Sooner rather than later, stopping the emissions of carbon dioxide and other greenhouse gases will not be enough to stave off global climate change, and we'll need to begin pulling carbon out of the air. There are different ways of doing this, but one of the most discussed is carbon capture and storage—a still-future technology. The idea is to store excess carbon as a liquid underground, by chemically reacting it with subsurface rocks, or maybe in pores deep beneath the ocean floor. According to New Scientist, though, schemes like these may be a bit of a waste.
For many in the chemical and manufacturing industries, carbon dioxide, or other simple carbon-based chemicals, is a core raw material used for making everything from plastic to glue to antifreeze to fertilzier. Rather than liquifying it and dumping it underground—a process that brings problems of its own, including very high costs—some companies are working on using atmospheric carbon dioxide as the raw material for manufacturing.
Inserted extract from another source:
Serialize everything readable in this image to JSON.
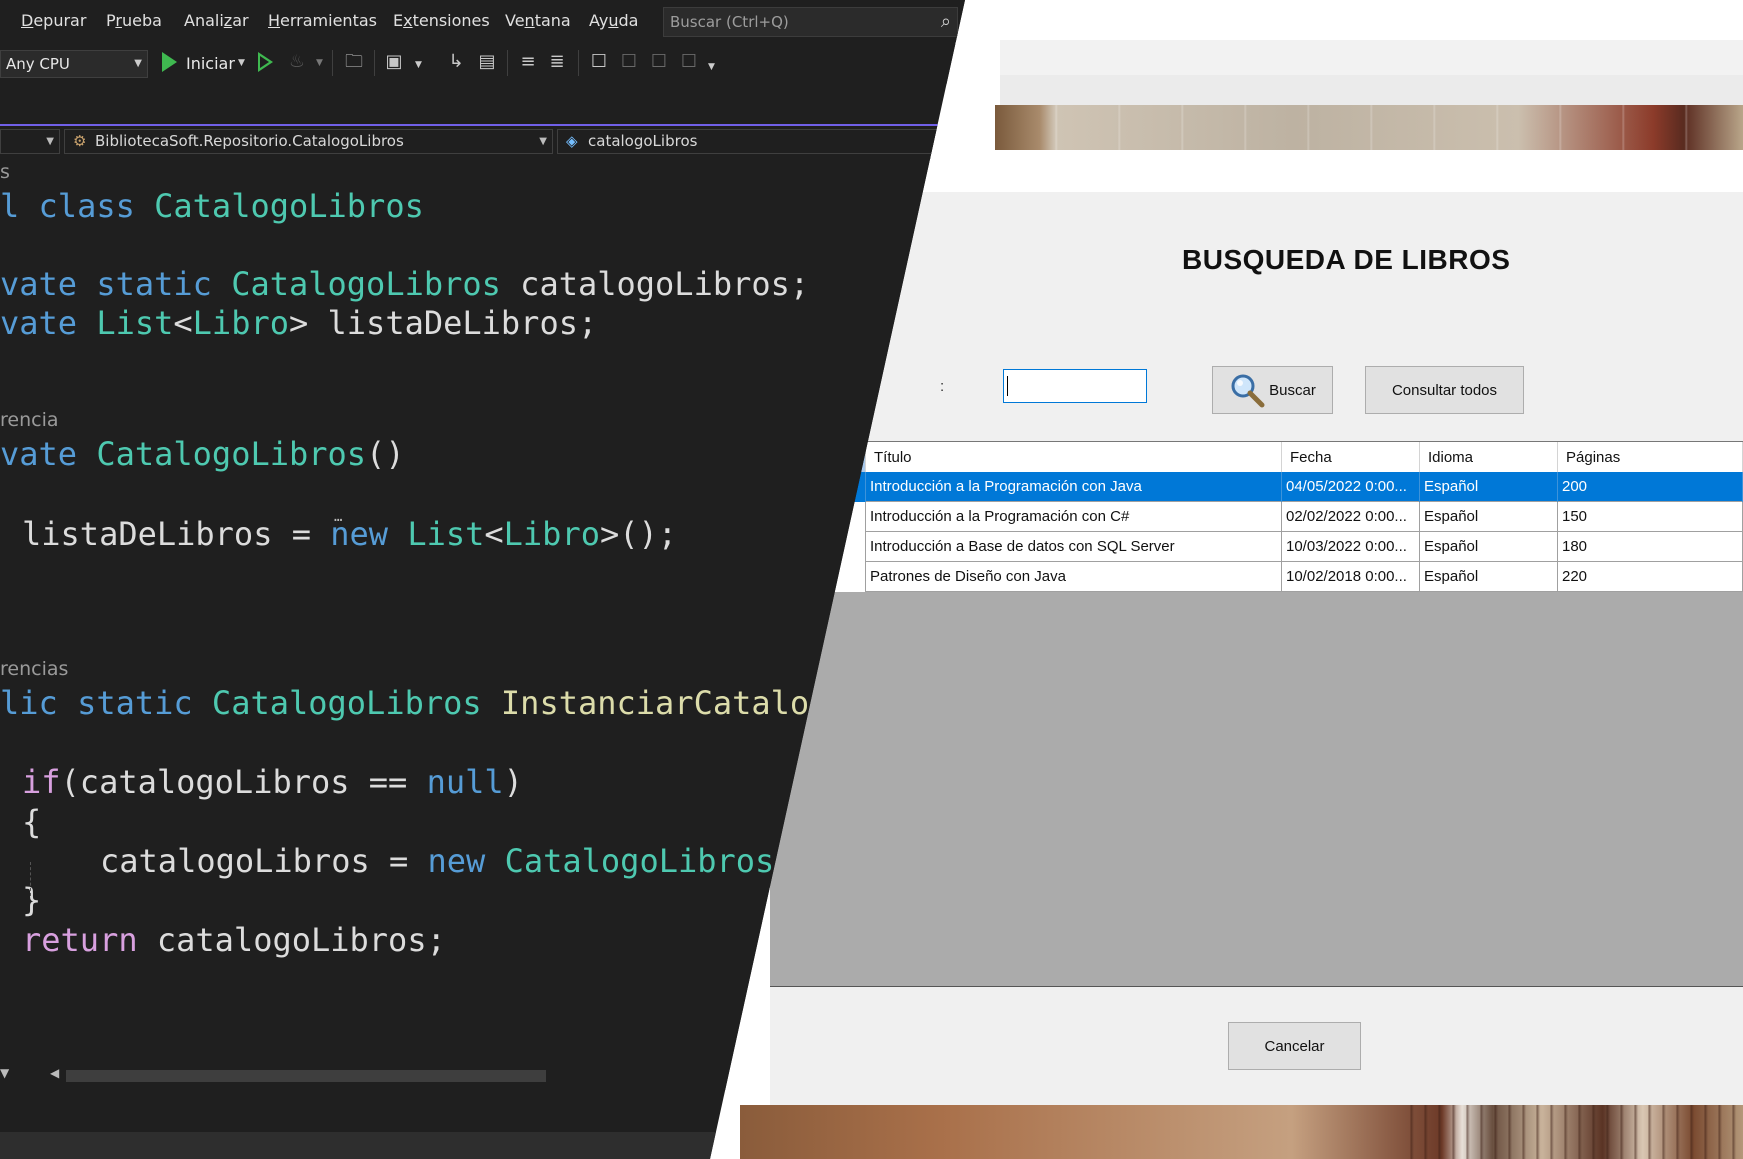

Liquid Light of Monmouth Junction, New Jersey, showed off its prototype CO2converter at the ARPA-E Energy Innovation Summit in Washington DC last week. About the length and width of a coffee table, and a few inches thick, the module is a layer cake of steel and plastic. Inside it are catalysts that can produce more than 60 carbon-based chemicals, from just CO2 and electricity. By linking many of these devices together, a chemical plant could convert CO2 into hundreds of thousands of tonnes of products in a year, says co-founder Kyle Teamey.
Liquid Light, says New Scientist, has plans to make the base chemical, ethylene glycol, from carbon dioxide. Ethylene glycol is used to make polyester, plastic and Plexiglas. Other companies are working on using greenhouse gases to make other products.
While it's unlikely that carbon capture and manufacture would ever be able to eliminate the need for emissions mitigation or other storage strategies, finding a way to get an economic benefit from the pollution could help speed the adoption of those less practical technologies.